TO: The Board of Directors of the Stonyfield Yogurt Company.
Hello to my friends in yogurt. I trust and pray that you are enjoying our rainy weather today. It’s come to my attention that your owner, the food conglomerate Danone SA, is putting your company up for sale due to antitrust concerns. A shame—or an opportunity? The choice is yours.
Look into the mirror. Who do you see staring back at you: a business man or woman? “All about the dollar?” Or do you see someone who got into this game because you cared about the yogurt? I see in you what you may have lost sight of yourselves: people whose true allegiance is not to the bottom line, but instead to the absolute quality of a semisolid food made of fermented milk. (Yogurt). It is in this spirit—the spirit of equals—that I come to you today.
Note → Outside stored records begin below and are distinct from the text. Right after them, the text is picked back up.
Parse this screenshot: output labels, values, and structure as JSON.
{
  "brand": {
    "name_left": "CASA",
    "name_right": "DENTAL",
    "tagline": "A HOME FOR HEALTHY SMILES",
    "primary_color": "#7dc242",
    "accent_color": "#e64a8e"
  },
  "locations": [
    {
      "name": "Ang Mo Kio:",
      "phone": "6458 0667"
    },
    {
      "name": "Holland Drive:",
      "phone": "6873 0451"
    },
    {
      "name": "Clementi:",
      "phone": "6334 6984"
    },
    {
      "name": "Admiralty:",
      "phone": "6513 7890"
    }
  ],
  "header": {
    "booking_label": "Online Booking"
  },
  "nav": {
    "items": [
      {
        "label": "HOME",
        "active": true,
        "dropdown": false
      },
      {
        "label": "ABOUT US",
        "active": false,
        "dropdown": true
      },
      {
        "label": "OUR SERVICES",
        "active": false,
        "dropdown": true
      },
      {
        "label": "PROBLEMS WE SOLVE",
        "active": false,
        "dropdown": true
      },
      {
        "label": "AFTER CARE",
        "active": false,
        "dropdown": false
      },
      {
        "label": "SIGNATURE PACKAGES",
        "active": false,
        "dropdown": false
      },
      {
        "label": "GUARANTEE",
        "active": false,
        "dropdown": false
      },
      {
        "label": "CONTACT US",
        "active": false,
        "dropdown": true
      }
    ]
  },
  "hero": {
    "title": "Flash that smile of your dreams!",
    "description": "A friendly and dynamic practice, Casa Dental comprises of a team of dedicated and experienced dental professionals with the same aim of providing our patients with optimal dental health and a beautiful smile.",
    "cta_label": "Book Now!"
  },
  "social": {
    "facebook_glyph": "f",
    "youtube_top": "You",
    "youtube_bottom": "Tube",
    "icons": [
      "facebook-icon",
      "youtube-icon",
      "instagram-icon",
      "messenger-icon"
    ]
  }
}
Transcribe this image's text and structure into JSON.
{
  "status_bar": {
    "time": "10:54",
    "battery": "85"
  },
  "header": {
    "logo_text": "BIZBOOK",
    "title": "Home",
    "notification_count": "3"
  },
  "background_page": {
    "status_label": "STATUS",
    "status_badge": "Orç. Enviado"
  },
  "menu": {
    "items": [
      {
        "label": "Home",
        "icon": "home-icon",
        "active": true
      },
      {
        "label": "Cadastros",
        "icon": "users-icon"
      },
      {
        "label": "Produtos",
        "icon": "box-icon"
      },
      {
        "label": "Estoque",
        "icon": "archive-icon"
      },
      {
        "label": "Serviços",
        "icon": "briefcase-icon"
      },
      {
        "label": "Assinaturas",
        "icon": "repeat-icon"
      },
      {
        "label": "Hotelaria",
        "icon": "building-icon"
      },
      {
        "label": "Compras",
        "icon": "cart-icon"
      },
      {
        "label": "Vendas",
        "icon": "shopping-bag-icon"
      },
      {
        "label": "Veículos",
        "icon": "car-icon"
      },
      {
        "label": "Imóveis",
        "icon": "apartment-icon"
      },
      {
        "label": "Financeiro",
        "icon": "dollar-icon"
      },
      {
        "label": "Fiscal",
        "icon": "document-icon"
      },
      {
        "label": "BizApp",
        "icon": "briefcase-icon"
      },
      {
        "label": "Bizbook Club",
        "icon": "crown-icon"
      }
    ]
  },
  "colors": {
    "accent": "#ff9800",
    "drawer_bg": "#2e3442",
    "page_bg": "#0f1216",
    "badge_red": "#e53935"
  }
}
The numbers-crunchers say that your company could fetch $900 million on the open market. Me? I don’t crunch numbers. I crunch granola, when it’s mixed in yogurt. Throw caution to the wind, and hand your yogurt company to me. In return, I offer you....
Taste. The taste of yogurt is more important than the numbers in your bank account. Do you know what America’s most valuable yogurt company is? Chobani. Their yogurt tastes like piss. Never forsake taste for prestige.
Savoir Faire. What is it that gives yogurt that certain je nais se quois? It is savoir faire. I bring that to the table—and to the cup of yogurt.
Creaminess. Stonyfield Greek Yogurt is pretty good. Why? Because it is pretty creamy. Imagine now what your company could do with a leader willing to make your greek yogurt even more creamy. Only the sky—or the bottom of the bowl—are the limits.
Walnuts. Ever tried crumbling them up in yogurt? I have. Many times.
Milk. It’s the most important part of what yogurt is made out of. My experience with milk ranges from putting it on cereal to eating other things made from it (cheese, butter) to eating yogurt itself. My research staff has told me that your company manufactures a “yogurt” product by the name of O’Soy which boasts to consumers that “Stonyfield’s Organic O’Soy is a delicious alternative for the lactose-challenged.” Is it? I’ve never had it, and don’t plan to. But I guess if it turns a profit it can stick around.
A picture of a cow. Stonyfield Yogurt Company often uses images of cows in its marketing, in order to evoke in the customer a sense that the yogurt they are consuming (other than the O’Soy brand) had its origin inside the belly of a cow.
I’m not a flashy marketing type. I don’t concern myself with image, nor with hype. What I do concern myself with is yogurt: What is it? How does it taste? And where does it come from? Having delved into this question for many long years, I’ve determined that the answer to all of them is “from a cow.” When I assume control of the Stonyfield Yogurt Company, I will give to you, as a parting gift, a picture of this iconic creature, to keep for your own, to pass on generation to generation in your family, to one day show to your grandchildren and say, “This is what it’s all about.”
A treasured keepsake and powerful marker of a career well spent in the yogurt game.
I will also submit an expense report to Univision to purchase each of you a Stonyfield Yogurt Company sweatshirt suitable for leisure or business situations.
You now face a choice. Money, or the best yogurt that money can buy? The last time I checked you cannot eat money. The choice is clear. Please contact me with details of where you are located and when I can start, and my employee discount.
CEO (pending), Stonyfield Yogurt Company